[Recorded data]
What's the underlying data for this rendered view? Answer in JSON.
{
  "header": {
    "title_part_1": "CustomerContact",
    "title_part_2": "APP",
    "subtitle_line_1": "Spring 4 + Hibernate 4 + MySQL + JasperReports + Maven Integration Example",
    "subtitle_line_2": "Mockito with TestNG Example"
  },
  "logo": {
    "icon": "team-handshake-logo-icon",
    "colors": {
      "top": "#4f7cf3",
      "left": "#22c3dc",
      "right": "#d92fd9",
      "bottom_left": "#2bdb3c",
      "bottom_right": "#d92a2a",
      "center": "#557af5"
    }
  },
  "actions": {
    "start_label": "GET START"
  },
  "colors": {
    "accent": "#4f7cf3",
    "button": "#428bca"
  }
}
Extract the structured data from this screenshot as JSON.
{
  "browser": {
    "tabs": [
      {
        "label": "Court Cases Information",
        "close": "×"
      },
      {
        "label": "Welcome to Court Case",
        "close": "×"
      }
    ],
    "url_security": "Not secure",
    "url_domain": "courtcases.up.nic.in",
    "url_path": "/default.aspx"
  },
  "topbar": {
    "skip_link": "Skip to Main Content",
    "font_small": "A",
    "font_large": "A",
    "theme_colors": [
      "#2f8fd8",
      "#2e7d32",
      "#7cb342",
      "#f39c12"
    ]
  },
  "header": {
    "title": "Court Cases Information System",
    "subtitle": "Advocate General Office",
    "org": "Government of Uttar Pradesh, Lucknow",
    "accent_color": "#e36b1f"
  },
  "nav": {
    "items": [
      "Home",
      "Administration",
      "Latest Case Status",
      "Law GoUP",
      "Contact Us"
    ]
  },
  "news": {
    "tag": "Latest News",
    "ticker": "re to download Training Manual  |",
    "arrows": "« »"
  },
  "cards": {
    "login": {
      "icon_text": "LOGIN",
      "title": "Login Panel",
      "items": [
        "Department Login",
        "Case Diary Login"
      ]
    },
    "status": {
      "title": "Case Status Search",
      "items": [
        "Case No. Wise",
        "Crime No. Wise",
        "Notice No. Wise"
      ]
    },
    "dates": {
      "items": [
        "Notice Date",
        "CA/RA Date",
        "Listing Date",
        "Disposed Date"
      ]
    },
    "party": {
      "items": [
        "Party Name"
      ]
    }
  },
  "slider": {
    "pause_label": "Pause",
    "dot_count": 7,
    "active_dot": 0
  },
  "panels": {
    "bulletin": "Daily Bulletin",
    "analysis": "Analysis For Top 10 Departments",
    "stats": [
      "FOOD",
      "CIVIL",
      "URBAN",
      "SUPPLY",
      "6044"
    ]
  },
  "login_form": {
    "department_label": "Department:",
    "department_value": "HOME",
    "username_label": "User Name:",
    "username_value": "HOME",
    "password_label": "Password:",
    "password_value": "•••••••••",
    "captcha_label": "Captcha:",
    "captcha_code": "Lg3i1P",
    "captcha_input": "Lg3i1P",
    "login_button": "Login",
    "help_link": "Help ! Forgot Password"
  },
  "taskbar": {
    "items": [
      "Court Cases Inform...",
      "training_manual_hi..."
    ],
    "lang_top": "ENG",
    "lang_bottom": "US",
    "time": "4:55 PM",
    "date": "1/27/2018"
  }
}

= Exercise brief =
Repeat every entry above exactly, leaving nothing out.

= Written reply =
What's the underlying data for this rendered view? Answer in JSON.
{
  "header": {
    "title_part_1": "CustomerContact",
    "title_part_2": "APP",
    "subtitle_line_1": "Spring 4 + Hibernate 4 + MySQL + JasperReports + Maven Integration Example",
    "subtitle_line_2": "Mockito with TestNG Example"
  },
  "logo": {
    "icon": "team-handshake-logo-icon",
    "colors": {
      "top": "#4f7cf3",
      "left": "#22c3dc",
      "right": "#d92fd9",
      "bottom_left": "#2bdb3c",
      "bottom_right": "#d92a2a",
      "center": "#557af5"
    }
  },
  "actions": {
    "start_label": "GET START"
  },
  "colors": {
    "accent": "#4f7cf3",
    "button": "#428bca"
  }
}
Extract the structured data from this screenshot as JSON.
{
  "browser": {
    "tabs": [
      {
        "label": "Court Cases Information",
        "close": "×"
      },
      {
        "label": "Welcome to Court Case",
        "close": "×"
      }
    ],
    "url_security": "Not secure",
    "url_domain": "courtcases.up.nic.in",
    "url_path": "/default.aspx"
  },
  "topbar": {
    "skip_link": "Skip to Main Content",
    "font_small": "A",
    "font_large": "A",
    "theme_colors": [
      "#2f8fd8",
      "#2e7d32",
      "#7cb342",
      "#f39c12"
    ]
  },
  "header": {
    "title": "Court Cases Information System",
    "subtitle": "Advocate General Office",
    "org": "Government of Uttar Pradesh, Lucknow",
    "accent_color": "#e36b1f"
  },
  "nav": {
    "items": [
      "Home",
      "Administration",
      "Latest Case Status",
      "Law GoUP",
      "Contact Us"
    ]
  },
  "news": {
    "tag": "Latest News",
    "ticker": "re to download Training Manual  |",
    "arrows": "« »"
  },
  "cards": {
    "login": {
      "icon_text": "LOGIN",
      "title": "Login Panel",
      "items": [
        "Department Login",
        "Case Diary Login"
      ]
    },
    "status": {
      "title": "Case Status Search",
      "items": [
        "Case No. Wise",
        "Crime No. Wise",
        "Notice No. Wise"
      ]
    },
    "dates": {
      "items": [
        "Notice Date",
        "CA/RA Date",
        "Listing Date",
        "Disposed Date"
      ]
    },
    "party": {
      "items": [
        "Party Name"
      ]
    }
  },
  "slider": {
    "pause_label": "Pause",
    "dot_count": 7,
    "active_dot": 0
  },
  "panels": {
    "bulletin": "Daily Bulletin",
    "analysis": "Analysis For Top 10 Departments",
    "stats": [
      "FOOD",
      "CIVIL",
      "URBAN",
      "SUPPLY",
      "6044"
    ]
  },
  "login_form": {
    "department_label": "Department:",
    "department_value": "HOME",
    "username_label": "User Name:",
    "username_value": "HOME",
    "password_label": "Password:",
    "password_value": "•••••••••",
    "captcha_label": "Captcha:",
    "captcha_code": "Lg3i1P",
    "captcha_input": "Lg3i1P",
    "login_button": "Login",
    "help_link": "Help ! Forgot Password"
  },
  "taskbar": {
    "items": [
      "Court Cases Inform...",
      "training_manual_hi..."
    ],
    "lang_top": "ENG",
    "lang_bottom": "US",
    "time": "4:55 PM",
    "date": "1/27/2018"
  }
}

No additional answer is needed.